As an Associate Principal, Katie plays a key role in the firms design leadership. She is passionate about elevating the understanding of how the built environment affects human experience and behavior and believes in a ‘people first’ approach to design. Through her years of experience, she has learned the art of connecting with people and asking the right questions to better understand their needs and goals and then translate that vision into design solutions that strike a thoughtful balance between form, function and experience. Katie holds a Bachelor Degree in Interior Design from Washington State University, holds a Washington State NCIDQ® Certificate (National Council for Interior Design) and is a LEED Accredited Professional.
Lisa Mattson-Coleman is the founding and sustaining principal of On Track Academy. A proud Zag, she earned her BA in Psychology and MA in Counseling Psychology, gaining an additional credential in Educational Leadership from Eastern Washington University. A former high-school counselor, Lisa believes that education must focus on the whole child. Lisa is proud to represent On Track Academy as the 2017 Washington Association of Learning Alternatives (WALA) High School Administrator of the Year, 2011 Chase Youth Adult Asset Builder, 2011 YWCA Woman of Achievement for Education, and the 2008 James Chase Champion of Youth award.
Ty has extensive experience in all phases of architectural service. She believes that design professionals have the responsibility to create environments for their clients that reflect the unique culture of the users and satisfy programmatic requirements, while retaining a healthy quality of living. Her knowledge and passion for sustainable design technologies allows her to lead design teams and clients to develop integrated design solutions. Ty holds a Bachelor of Science in Architecture and a Master of Architecture from Washington State University and is a LEED AP BD+C professional.
The built and natural environments have profound impacts on our behaviors both for better and worse. How do we cultivate a sense of place for better? How might the built and natural environments be made to enhance teaching and learning? How might school buildings and grounds foster a sense of community by reflecting those they serve?
Primary Core Competency
Community Engagement: Leads the internal and external communities through a discovery process that articulates and communicates a community-based foundational vision, forming the basis of a plan for the design of the learning environment.
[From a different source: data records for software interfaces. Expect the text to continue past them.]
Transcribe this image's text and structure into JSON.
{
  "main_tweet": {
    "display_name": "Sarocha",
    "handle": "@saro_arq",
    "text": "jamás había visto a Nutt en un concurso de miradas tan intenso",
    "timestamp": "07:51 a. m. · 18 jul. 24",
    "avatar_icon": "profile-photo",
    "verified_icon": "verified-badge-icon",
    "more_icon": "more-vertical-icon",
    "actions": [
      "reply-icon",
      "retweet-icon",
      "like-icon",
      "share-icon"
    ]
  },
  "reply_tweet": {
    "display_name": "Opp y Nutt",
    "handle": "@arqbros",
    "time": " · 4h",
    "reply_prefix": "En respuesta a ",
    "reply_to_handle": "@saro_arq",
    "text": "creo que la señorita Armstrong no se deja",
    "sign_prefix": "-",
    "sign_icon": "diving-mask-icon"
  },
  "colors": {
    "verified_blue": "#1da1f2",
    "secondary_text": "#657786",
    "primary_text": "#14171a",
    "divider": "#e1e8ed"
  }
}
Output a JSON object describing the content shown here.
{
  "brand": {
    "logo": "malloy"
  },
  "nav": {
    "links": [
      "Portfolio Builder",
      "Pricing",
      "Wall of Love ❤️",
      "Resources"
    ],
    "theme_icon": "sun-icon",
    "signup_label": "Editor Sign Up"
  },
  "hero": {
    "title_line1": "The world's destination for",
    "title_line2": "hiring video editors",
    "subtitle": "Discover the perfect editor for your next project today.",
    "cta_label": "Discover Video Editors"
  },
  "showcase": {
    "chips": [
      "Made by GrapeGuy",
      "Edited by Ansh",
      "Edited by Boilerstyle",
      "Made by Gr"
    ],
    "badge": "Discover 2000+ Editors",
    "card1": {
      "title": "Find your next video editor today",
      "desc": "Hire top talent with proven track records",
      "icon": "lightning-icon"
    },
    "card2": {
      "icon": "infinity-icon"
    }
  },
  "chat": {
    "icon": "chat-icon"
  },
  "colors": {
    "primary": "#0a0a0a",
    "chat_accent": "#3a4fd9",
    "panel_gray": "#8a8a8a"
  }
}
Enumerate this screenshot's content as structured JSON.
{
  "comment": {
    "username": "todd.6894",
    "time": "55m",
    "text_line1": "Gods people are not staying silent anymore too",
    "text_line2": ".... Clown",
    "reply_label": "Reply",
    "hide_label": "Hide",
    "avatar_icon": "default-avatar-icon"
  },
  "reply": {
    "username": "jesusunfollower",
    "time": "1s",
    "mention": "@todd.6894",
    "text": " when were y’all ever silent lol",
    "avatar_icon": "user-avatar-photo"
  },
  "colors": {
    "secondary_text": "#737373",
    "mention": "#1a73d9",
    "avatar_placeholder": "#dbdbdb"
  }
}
The vision is achieved through a combination of rigorous research, group facilitation, strategic conversations, qualitative and quantitative surveys and workshops. Demonstrates the skill to resolve stakeholder issues while embedding a community's unique vision into the vision for its schools.